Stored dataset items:
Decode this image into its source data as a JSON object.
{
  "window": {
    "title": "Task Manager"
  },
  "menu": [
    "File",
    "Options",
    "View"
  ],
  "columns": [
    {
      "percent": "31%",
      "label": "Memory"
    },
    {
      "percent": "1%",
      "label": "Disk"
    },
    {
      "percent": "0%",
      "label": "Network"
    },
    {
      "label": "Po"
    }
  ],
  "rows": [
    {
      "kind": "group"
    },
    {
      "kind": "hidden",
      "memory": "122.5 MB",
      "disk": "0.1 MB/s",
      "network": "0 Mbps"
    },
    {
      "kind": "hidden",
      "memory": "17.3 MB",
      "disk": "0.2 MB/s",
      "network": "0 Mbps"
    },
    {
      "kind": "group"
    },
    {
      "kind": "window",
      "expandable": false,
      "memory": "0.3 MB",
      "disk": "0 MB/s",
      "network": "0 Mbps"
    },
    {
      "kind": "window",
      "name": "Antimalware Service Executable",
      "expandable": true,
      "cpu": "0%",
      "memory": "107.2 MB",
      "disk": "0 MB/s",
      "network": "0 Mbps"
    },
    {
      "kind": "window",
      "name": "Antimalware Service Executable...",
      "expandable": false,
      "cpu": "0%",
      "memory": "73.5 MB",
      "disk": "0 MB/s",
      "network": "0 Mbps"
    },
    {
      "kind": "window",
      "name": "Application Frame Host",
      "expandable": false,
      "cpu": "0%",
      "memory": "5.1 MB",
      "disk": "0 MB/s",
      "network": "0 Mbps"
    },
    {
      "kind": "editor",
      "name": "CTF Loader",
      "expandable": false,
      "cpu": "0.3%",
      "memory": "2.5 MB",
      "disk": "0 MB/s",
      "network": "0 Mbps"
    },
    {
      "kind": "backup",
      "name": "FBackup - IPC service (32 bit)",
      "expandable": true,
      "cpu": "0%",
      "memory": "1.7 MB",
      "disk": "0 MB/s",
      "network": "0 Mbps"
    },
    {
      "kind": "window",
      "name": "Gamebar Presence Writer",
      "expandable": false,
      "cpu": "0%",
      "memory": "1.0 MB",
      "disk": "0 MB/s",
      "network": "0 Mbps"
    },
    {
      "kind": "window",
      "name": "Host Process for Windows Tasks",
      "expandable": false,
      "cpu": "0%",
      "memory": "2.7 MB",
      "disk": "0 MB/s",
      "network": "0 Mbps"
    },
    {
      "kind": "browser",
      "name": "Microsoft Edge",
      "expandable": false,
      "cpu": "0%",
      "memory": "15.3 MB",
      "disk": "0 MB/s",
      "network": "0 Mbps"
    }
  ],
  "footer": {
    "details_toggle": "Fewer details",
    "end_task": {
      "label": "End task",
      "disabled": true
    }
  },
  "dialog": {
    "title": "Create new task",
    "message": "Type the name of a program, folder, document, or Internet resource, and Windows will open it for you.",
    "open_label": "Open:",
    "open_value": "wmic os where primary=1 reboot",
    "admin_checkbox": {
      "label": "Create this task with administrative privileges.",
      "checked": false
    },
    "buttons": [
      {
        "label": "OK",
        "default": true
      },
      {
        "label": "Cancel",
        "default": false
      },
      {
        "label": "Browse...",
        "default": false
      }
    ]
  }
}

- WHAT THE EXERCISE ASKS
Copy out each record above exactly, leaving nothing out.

- TASK RESULT
Decode this image into its source data as a JSON object.
{
  "window": {
    "title": "Task Manager"
  },
  "menu": [
    "File",
    "Options",
    "View"
  ],
  "columns": [
    {
      "percent": "31%",
      "label": "Memory"
    },
    {
      "percent": "1%",
      "label": "Disk"
    },
    {
      "percent": "0%",
      "label": "Network"
    },
    {
      "label": "Po"
    }
  ],
  "rows": [
    {
      "kind": "group"
    },
    {
      "kind": "hidden",
      "memory": "122.5 MB",
      "disk": "0.1 MB/s",
      "network": "0 Mbps"
    },
    {
      "kind": "hidden",
      "memory": "17.3 MB",
      "disk": "0.2 MB/s",
      "network": "0 Mbps"
    },
    {
      "kind": "group"
    },
    {
      "kind": "window",
      "expandable": false,
      "memory": "0.3 MB",
      "disk": "0 MB/s",
      "network": "0 Mbps"
    },
    {
      "kind": "window",
      "name": "Antimalware Service Executable",
      "expandable": true,
      "cpu": "0%",
      "memory": "107.2 MB",
      "disk": "0 MB/s",
      "network": "0 Mbps"
    },
    {
      "kind": "window",
      "name": "Antimalware Service Executable...",
      "expandable": false,
      "cpu": "0%",
      "memory": "73.5 MB",
      "disk": "0 MB/s",
      "network": "0 Mbps"
    },
    {
      "kind": "window",
      "name": "Application Frame Host",
      "expandable": false,
      "cpu": "0%",
      "memory": "5.1 MB",
      "disk": "0 MB/s",
      "network": "0 Mbps"
    },
    {
      "kind": "editor",
      "name": "CTF Loader",
      "expandable": false,
      "cpu": "0.3%",
      "memory": "2.5 MB",
      "disk": "0 MB/s",
      "network": "0 Mbps"
    },
    {
      "kind": "backup",
      "name": "FBackup - IPC service (32 bit)",
      "expandable": true,
      "cpu": "0%",
      "memory": "1.7 MB",
      "disk": "0 MB/s",
      "network": "0 Mbps"
    },
    {
      "kind": "window",
      "name": "Gamebar Presence Writer",
      "expandable": false,
      "cpu": "0%",
      "memory": "1.0 MB",
      "disk": "0 MB/s",
      "network": "0 Mbps"
    },
    {
      "kind": "window",
      "name": "Host Process for Windows Tasks",
      "expandable": false,
      "cpu": "0%",
      "memory": "2.7 MB",
      "disk": "0 MB/s",
      "network": "0 Mbps"
    },
    {
      "kind": "browser",
      "name": "Microsoft Edge",
      "expandable": false,
      "cpu": "0%",
      "memory": "15.3 MB",
      "disk": "0 MB/s",
      "network": "0 Mbps"
    }
  ],
  "footer": {
    "details_toggle": "Fewer details",
    "end_task": {
      "label": "End task",
      "disabled": true
    }
  },
  "dialog": {
    "title": "Create new task",
    "message": "Type the name of a program, folder, document, or Internet resource, and Windows will open it for you.",
    "open_label": "Open:",
    "open_value": "wmic os where primary=1 reboot",
    "admin_checkbox": {
      "label": "Create this task with administrative privileges.",
      "checked": false
    },
    "buttons": [
      {
        "label": "OK",
        "default": true
      },
      {
        "label": "Cancel",
        "default": false
      },
      {
        "label": "Browse...",
        "default": false
      }
    ]
  }
}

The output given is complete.